On May 21, Ms. Lagos reported on the “assault,” in which three students, two of whom were UCSB students and the third a SBCC student, were victims of a brutal assault by a group of “Hispanic” males (Daily Nexus, “Brutal Weekend Attack in I.V. Hospitalizes 3 Male Students”). The article only mentioned the events from one group’s perspective and not the other. We understand that it may have been near impossible to report the other side of the story due to lack of access to these “Hispanics.” Yet the manner in which the article was written was structured to simply portray the students as victims and the non-students as the ones at fault. Are we the only ones who see how biased and one-sided this report was? NO. Why is it that when it comes to reporting occurrences involving UCSB students and non-students, UCSB students are never at fault? Come on now, are we supposed to believe every article printed in your paper? If you think we are buying it, please rethink your response and keep your reports to on-campus events where at least students whom you write about can defend themselves, unlike those who are not students and are therefore unable and unaware they are being attacked. Being UCSB students ourselves, we know and are fully aware that we are not the nicest bunch of people. As students at this university we are not immune to the violence and corruption happening in our community, and we need to stop acting as if we are immune to these things. Please, let’s put away our rose-colored glasses and face the reality. Our suggestion to you is to be more careful when writing your stories: don’t take advantage of your publishing privileges just because the Chicano/Latino community in Isla Vista has little or no voice in your paper. Sure, it is easier for you to obtain the students’ side of the stories but has anybody thought about why Chicano/Latino “gangsters” are acting the way they are or even decide to ask them? We can assure you it is not just because “someone came out of prison and started stirring things up,” as our respectable police officers reported. There has to be a greater reason why there’s anger out there in our streets, and it is the Nexus’ responsibility, as a public service, to completely research the facts and show both sides of the story. Why do you ignore the aggressors’ reasons for their attacks? Some of us care; therefore we choose to defend those who lack a voice in this community. Our final question to the readers: who’s really the victim and who’s really at fault?

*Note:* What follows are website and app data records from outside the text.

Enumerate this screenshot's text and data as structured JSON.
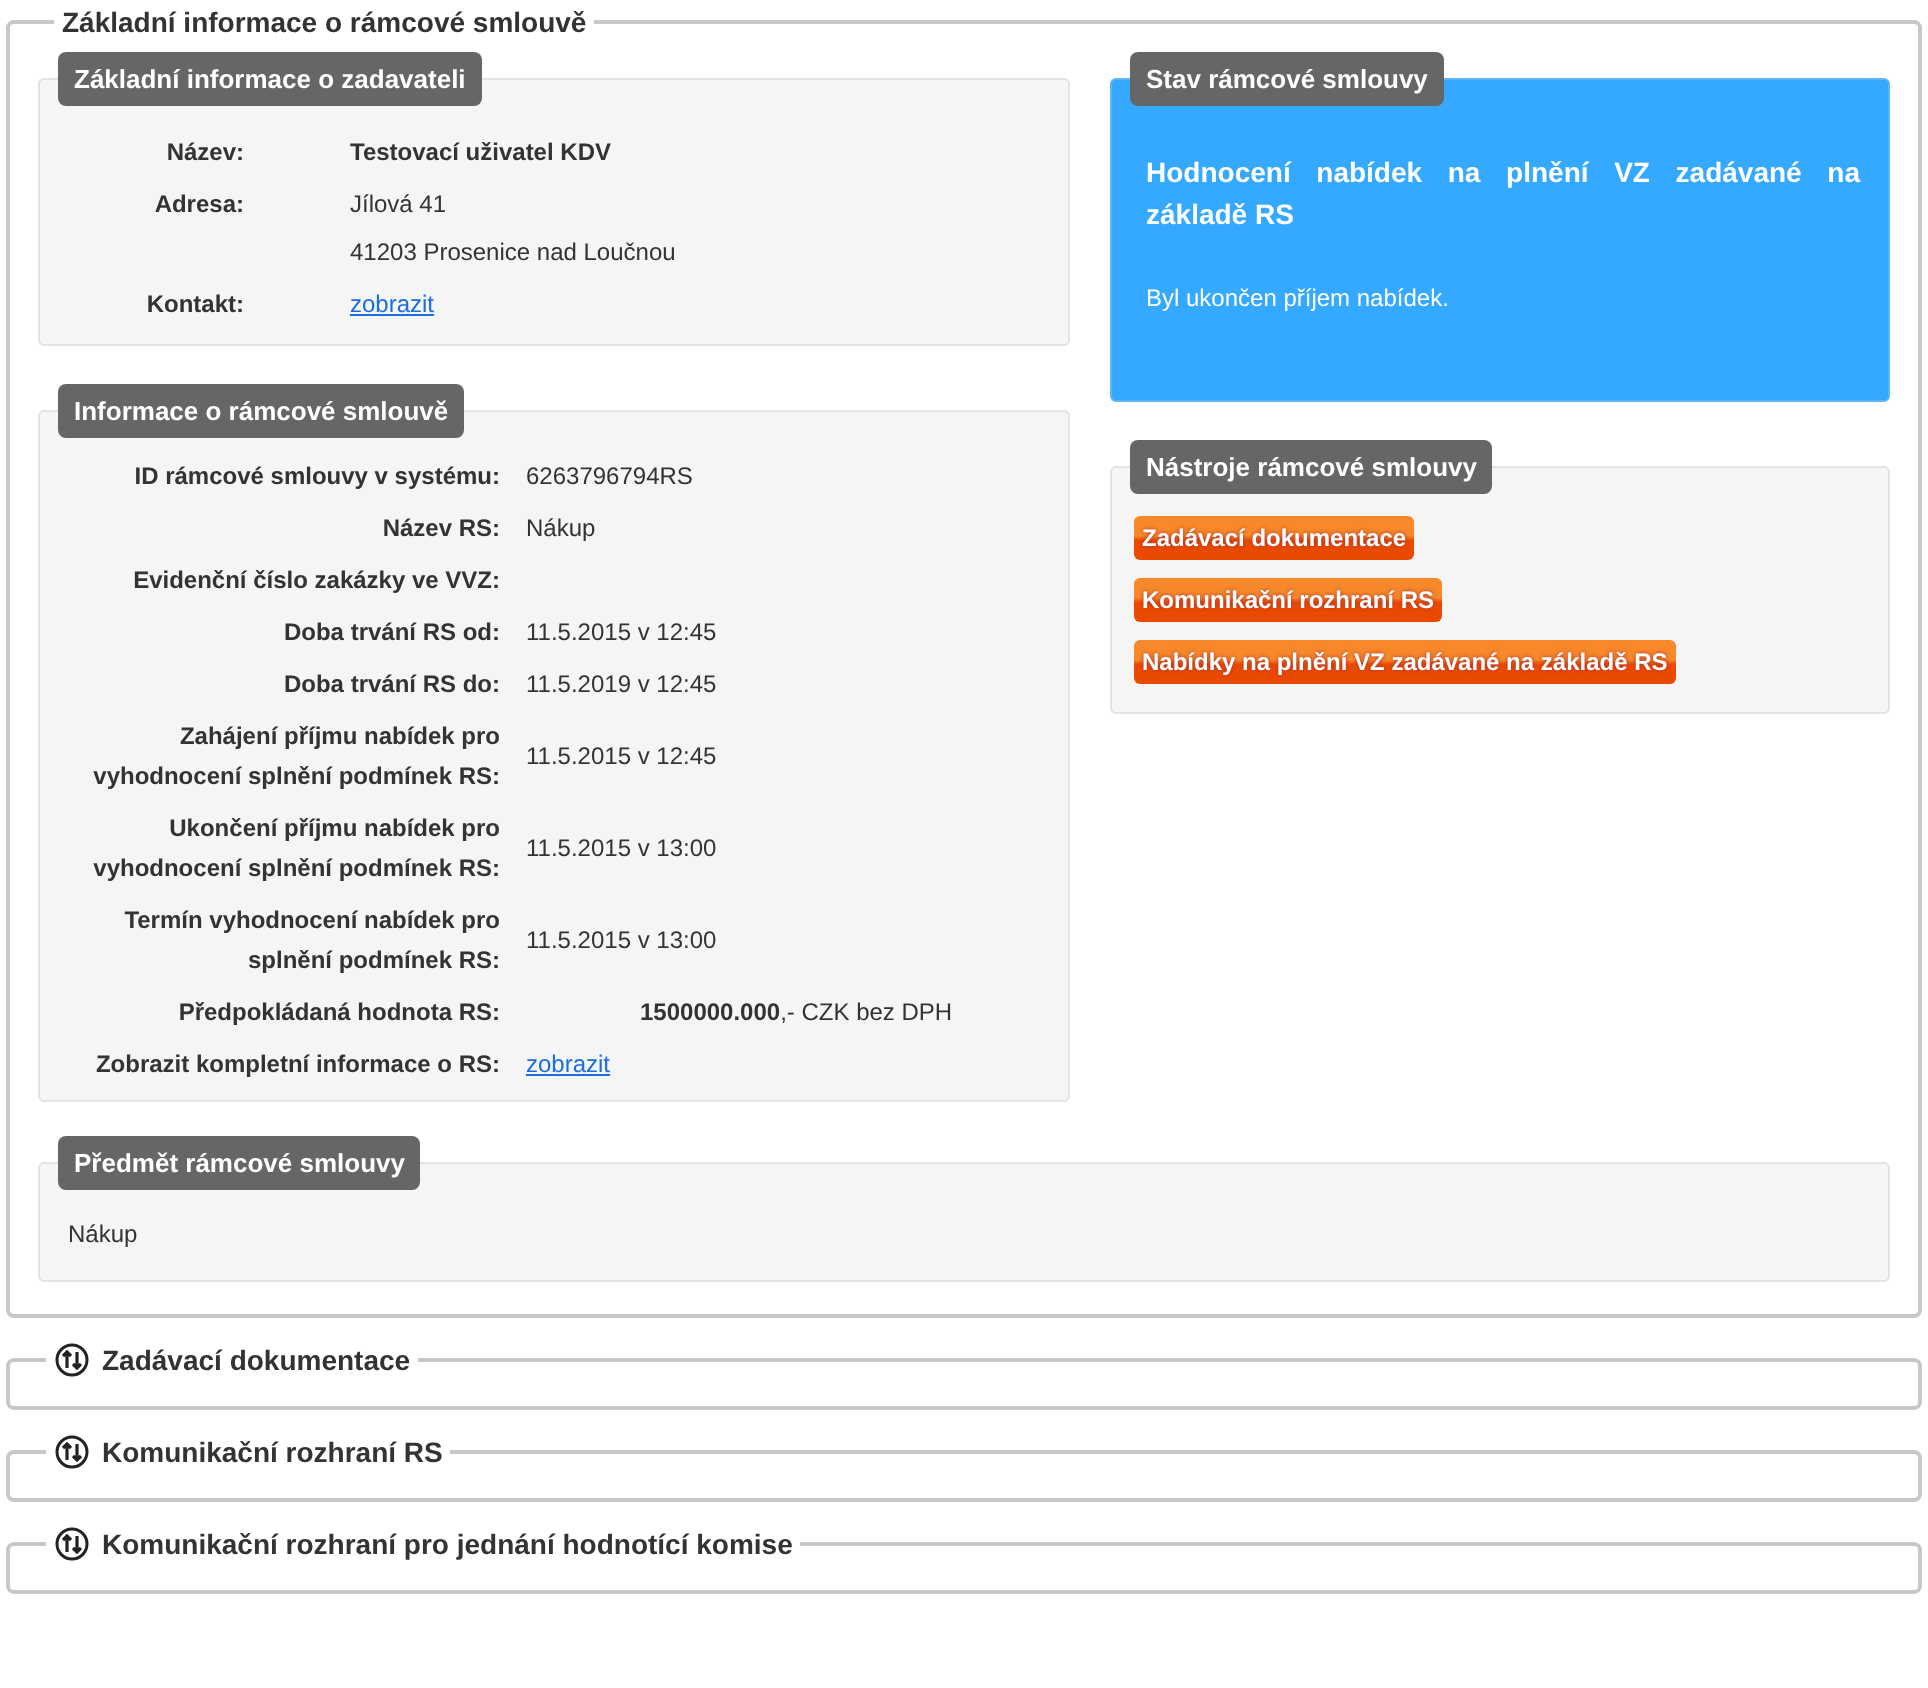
{
  "main_section": {
    "title": "Základní informace o rámcové smlouvě",
    "contracting_authority": {
      "title": "Základní informace o zadavateli",
      "rows": [
        {
          "label": "Název:",
          "values": [
            "Testovací uživatel KDV"
          ],
          "kind": "bold"
        },
        {
          "label": "Adresa:",
          "values": [
            "Jílová 41",
            "41203 Prosenice nad Loučnou"
          ],
          "kind": "text"
        },
        {
          "label": "Kontakt:",
          "values": [
            "zobrazit"
          ],
          "kind": "link"
        }
      ]
    },
    "contract_info": {
      "title": "Informace o rámcové smlouvě",
      "rows": [
        {
          "label": "ID rámcové smlouvy v systému:",
          "value": "6263796794RS",
          "kind": "text"
        },
        {
          "label": "Název RS:",
          "value": "Nákup",
          "kind": "text"
        },
        {
          "label": "Evidenční číslo zakázky ve VVZ:"
        },
        {
          "label": "Doba trvání RS od:",
          "value": "11.5.2015 v 12:45",
          "kind": "text"
        },
        {
          "label": "Doba trvání RS do:",
          "value": "11.5.2019 v 12:45",
          "kind": "text"
        },
        {
          "label": "Zahájení příjmu nabídek pro vyhodnocení splnění podmínek RS:",
          "value": "11.5.2015 v 12:45",
          "kind": "text"
        },
        {
          "label": "Ukončení příjmu nabídek pro vyhodnocení splnění podmínek RS:",
          "value": "11.5.2015 v 13:00",
          "kind": "text"
        },
        {
          "label": "Termín vyhodnocení nabídek pro splnění podmínek RS:",
          "value": "11.5.2015 v 13:00",
          "kind": "text"
        },
        {
          "label": "Předpokládaná hodnota RS:",
          "value": "**1500000.000**,- CZK bez DPH",
          "kind": "amount"
        },
        {
          "label": "Zobrazit kompletní informace o RS:",
          "value": "zobrazit",
          "kind": "link"
        }
      ]
    },
    "status": {
      "title": "Stav rámcové smlouvy",
      "heading": "Hodnocení nabídek na plnění VZ zadávané na základě RS",
      "message": "Byl ukončen příjem nabídek."
    },
    "tools": {
      "title": "Nástroje rámcové smlouvy",
      "buttons": [
        "Zadávací dokumentace",
        "Komunikační rozhraní RS",
        "Nabídky na plnění VZ zadávané na základě RS"
      ]
    },
    "subject": {
      "title": "Předmět rámcové smlouvy",
      "text": "Nákup"
    }
  },
  "collapsed_sections": [
    {
      "title": "Zadávací dokumentace"
    },
    {
      "title": "Komunikační rozhraní RS"
    },
    {
      "title": "Komunikační rozhraní pro jednání hodnotící komise"
    }
  ]
}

Ruben Ayala is a senior biopsychology major and Edith Cabrera is a senior linguistics and Latin American-Iberian studies major.